Nothing is as questionable as this dark spot in French history called Bastille day.
The story I have for you is from the days of darkness. It happened in the years that followed the storm of the Bastille, thus creating the century old term ‘ Bastille day ‘.
This is the story of a clairvoyant called Madame Lenormand. Her deliveries came from a time when blood was spilled in France never before seen in history.
To bring back one ‘s memory we must recall the events that are the main reason for celebrating Bastille day.
The day the Bastille was stormed by peasants, so called revolutionaries, who took the lives of hundreds of thousands of French citizens, amongst them many Royals and Bourgeois.
The life of Madame Lenormand remains shrouded in mystery and little is known of her origins, or even of her methods of prediction. It is certain that, like many modern fortune tellers – and many charlatans – she used the Tarot cards to tell the future.
Her narrations :
‘ One night, at the height of the terror, three men wrapped in dark cloaks came to Madame Lenormand’s house. They demanded to know their fortunes, but refused to give their names. Terrified, Madame knew that she must do as they asked.

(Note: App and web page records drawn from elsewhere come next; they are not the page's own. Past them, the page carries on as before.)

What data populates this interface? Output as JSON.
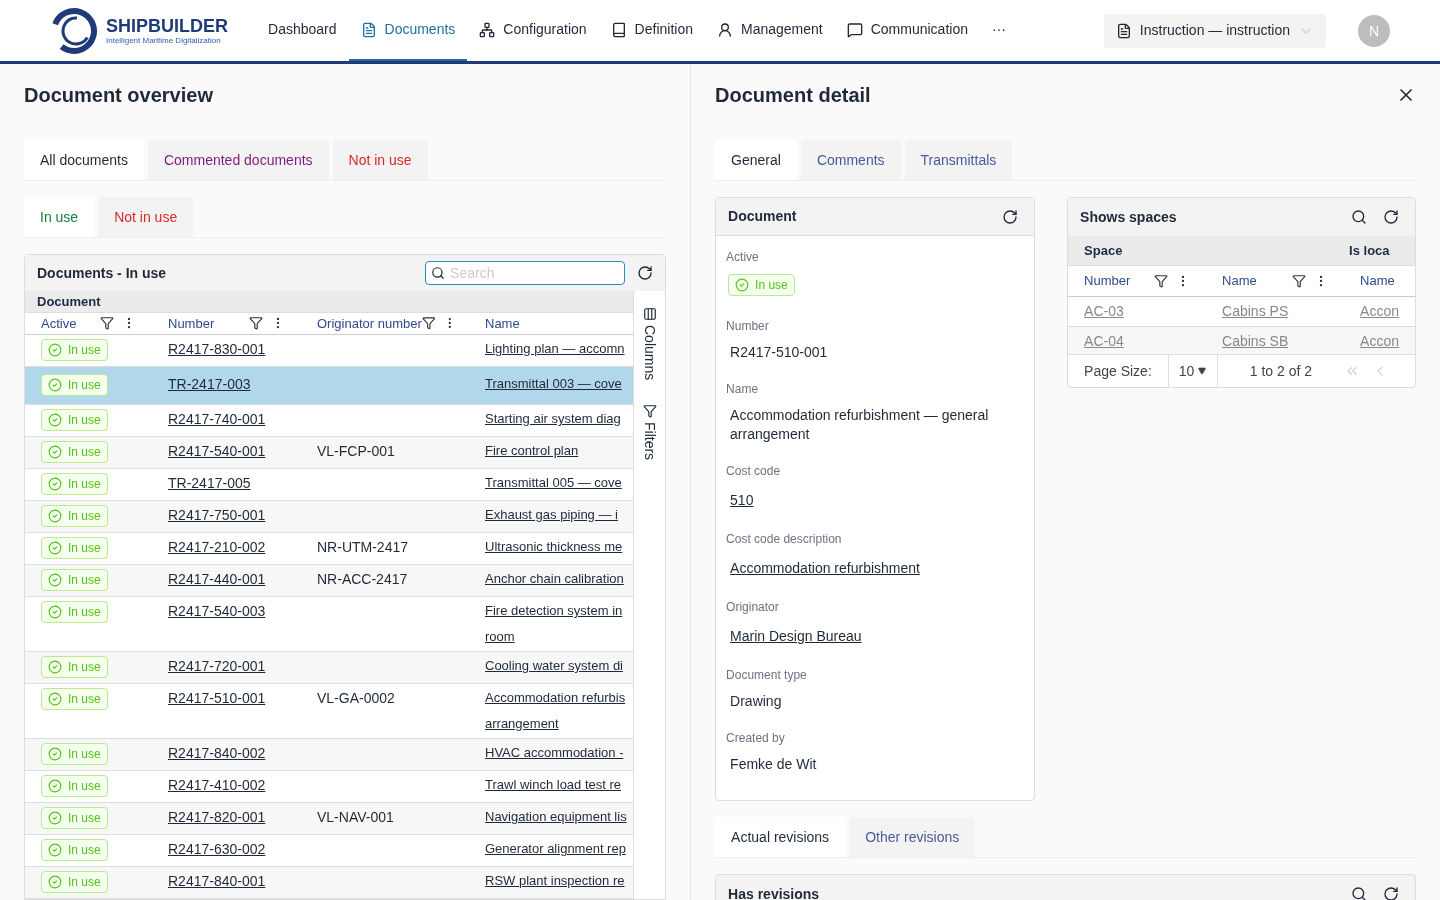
{
  "brand": {
    "name": "SHIPBUILDER",
    "tagline": "Intelligent Maritime Digitalization"
  },
  "nav": [
    {
      "label": "Dashboard",
      "selected": false
    },
    {
      "label": "Documents",
      "selected": true
    },
    {
      "label": "Configuration",
      "selected": false
    },
    {
      "label": "Definition",
      "selected": false
    },
    {
      "label": "Management",
      "selected": false
    },
    {
      "label": "Communication",
      "selected": false
    },
    {
      "label": "···",
      "selected": false
    }
  ],
  "context_selector": "Instruction — instruction",
  "avatar": "N",
  "overview": {
    "title": "Document overview",
    "tabs": [
      {
        "label": "All documents",
        "selected": true,
        "color": "#1f2937"
      },
      {
        "label": "Commented documents",
        "selected": false,
        "color": "#7e1a7e"
      },
      {
        "label": "Not in use",
        "selected": false,
        "color": "#dc2626"
      }
    ],
    "subtabs": [
      {
        "label": "In use",
        "selected": true,
        "color": "#15803d"
      },
      {
        "label": "Not in use",
        "selected": false,
        "color": "#dc2626"
      }
    ],
    "grid": {
      "title": "Documents - In use",
      "search_placeholder": "Search",
      "group": "Document",
      "columns": [
        "Active",
        "Number",
        "Originator number",
        "Name"
      ],
      "side_buttons": [
        "Columns",
        "Filters"
      ],
      "rows": [
        {
          "active": "In use",
          "number": "R2417-830-001",
          "originator": "",
          "name": "Lighting plan — accomn",
          "selected": false
        },
        {
          "active": "In use",
          "number": "TR-2417-003",
          "originator": "",
          "name": "Transmittal 003 — cove",
          "selected": true
        },
        {
          "active": "In use",
          "number": "R2417-740-001",
          "originator": "",
          "name": "Starting air system diag",
          "selected": false
        },
        {
          "active": "In use",
          "number": "R2417-540-001",
          "originator": "VL-FCP-001",
          "name": "Fire control plan",
          "selected": false
        },
        {
          "active": "In use",
          "number": "TR-2417-005",
          "originator": "",
          "name": "Transmittal 005 — cove",
          "selected": false
        },
        {
          "active": "In use",
          "number": "R2417-750-001",
          "originator": "",
          "name": "Exhaust gas piping — i",
          "selected": false
        },
        {
          "active": "In use",
          "number": "R2417-210-002",
          "originator": "NR-UTM-2417",
          "name": "Ultrasonic thickness me",
          "selected": false
        },
        {
          "active": "In use",
          "number": "R2417-440-001",
          "originator": "NR-ACC-2417",
          "name": "Anchor chain calibration",
          "selected": false
        },
        {
          "active": "In use",
          "number": "R2417-540-003",
          "originator": "",
          "name": [
            "Fire detection system in",
            "room"
          ],
          "selected": false
        },
        {
          "active": "In use",
          "number": "R2417-720-001",
          "originator": "",
          "name": "Cooling water system di",
          "selected": false
        },
        {
          "active": "In use",
          "number": "R2417-510-001",
          "originator": "VL-GA-0002",
          "name": [
            "Accommodation refurbis",
            "arrangement"
          ],
          "selected": false
        },
        {
          "active": "In use",
          "number": "R2417-840-002",
          "originator": "",
          "name": "HVAC accommodation -",
          "selected": false
        },
        {
          "active": "In use",
          "number": "R2417-410-002",
          "originator": "",
          "name": "Trawl winch load test re",
          "selected": false
        },
        {
          "active": "In use",
          "number": "R2417-820-001",
          "originator": "VL-NAV-001",
          "name": "Navigation equipment lis",
          "selected": false
        },
        {
          "active": "In use",
          "number": "R2417-630-002",
          "originator": "",
          "name": "Generator alignment rep",
          "selected": false
        },
        {
          "active": "In use",
          "number": "R2417-840-001",
          "originator": "",
          "name": "RSW plant inspection re",
          "selected": false
        }
      ]
    }
  },
  "detail": {
    "title": "Document detail",
    "tabs": [
      {
        "label": "General",
        "selected": true
      },
      {
        "label": "Comments",
        "selected": false
      },
      {
        "label": "Transmittals",
        "selected": false
      }
    ],
    "card": {
      "title": "Document",
      "fields": [
        {
          "label": "Active",
          "value": "In use",
          "kind": "badge"
        },
        {
          "label": "Number",
          "value": "R2417-510-001",
          "kind": "text"
        },
        {
          "label": "Name",
          "value": "Accommodation refurbishment — general arrangement",
          "kind": "text"
        },
        {
          "label": "Cost code",
          "value": "510",
          "kind": "link"
        },
        {
          "label": "Cost code description",
          "value": "Accommodation refurbishment",
          "kind": "link"
        },
        {
          "label": "Originator",
          "value": "Marin Design Bureau",
          "kind": "link"
        },
        {
          "label": "Document type",
          "value": "Drawing",
          "kind": "text"
        },
        {
          "label": "Created by",
          "value": "Femke de Wit",
          "kind": "text"
        }
      ]
    },
    "spaces": {
      "title": "Shows spaces",
      "groups": [
        "Space",
        "Is loca"
      ],
      "columns": [
        "Number",
        "Name",
        "Name"
      ],
      "rows": [
        [
          "AC-03",
          "Cabins PS",
          "Accon"
        ],
        [
          "AC-04",
          "Cabins SB",
          "Accon"
        ]
      ],
      "page_size_label": "Page Size:",
      "page_size": "10",
      "range": "1 to 2 of 2"
    },
    "revision_tabs": [
      {
        "label": "Actual revisions",
        "selected": true
      },
      {
        "label": "Other revisions",
        "selected": false
      }
    ],
    "revisions": {
      "title": "Has revisions"
    }
  }
}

For she had recognized them, and knew that one word from any of them would be enough to send her to the guillotine immediately. She spread out her cards.
Jean-Paul Marat’s face grew dark as Madame told him that he would die within the year-and at the hand of a woman. The steps of Charlotte Corday, hastening to his door with a concealed knife, already echoed in Madame’s brain. The bath in which he lay all day to find relief from his skin disease was to be his grave. To the second man, Madame at first spoke of triumph. He was to rise to the highest position in the state very soon, but his hour of glory would be brief. Within two years, the head of Antoine Saint-Just would fall under the guillotine. The third man took his place. Madame Lenormand shuddered as she looked into his cold, green eyes. In a faltering voice she told of a knock on the door in the night; of a pistol shot, a shattered face, hours of agony. And at last, relief through death under the falling blade. Maximilien Robespierre, who had sent too many to their deaths without a single regret, turned pale as he learned his own fate.
Within three days she was arrested and brought before the revolutionary tribunal. Saint-Just himself was the prosecutor, Marat and Robespierre sat beside him. The trial was a foregone conclusion. Madame Lenormand was sentenced to the guillotine. For three years she lay in prison.
During her incarceration, Marat, Saint-Just and Robespierre, all died exactly as she had predicted.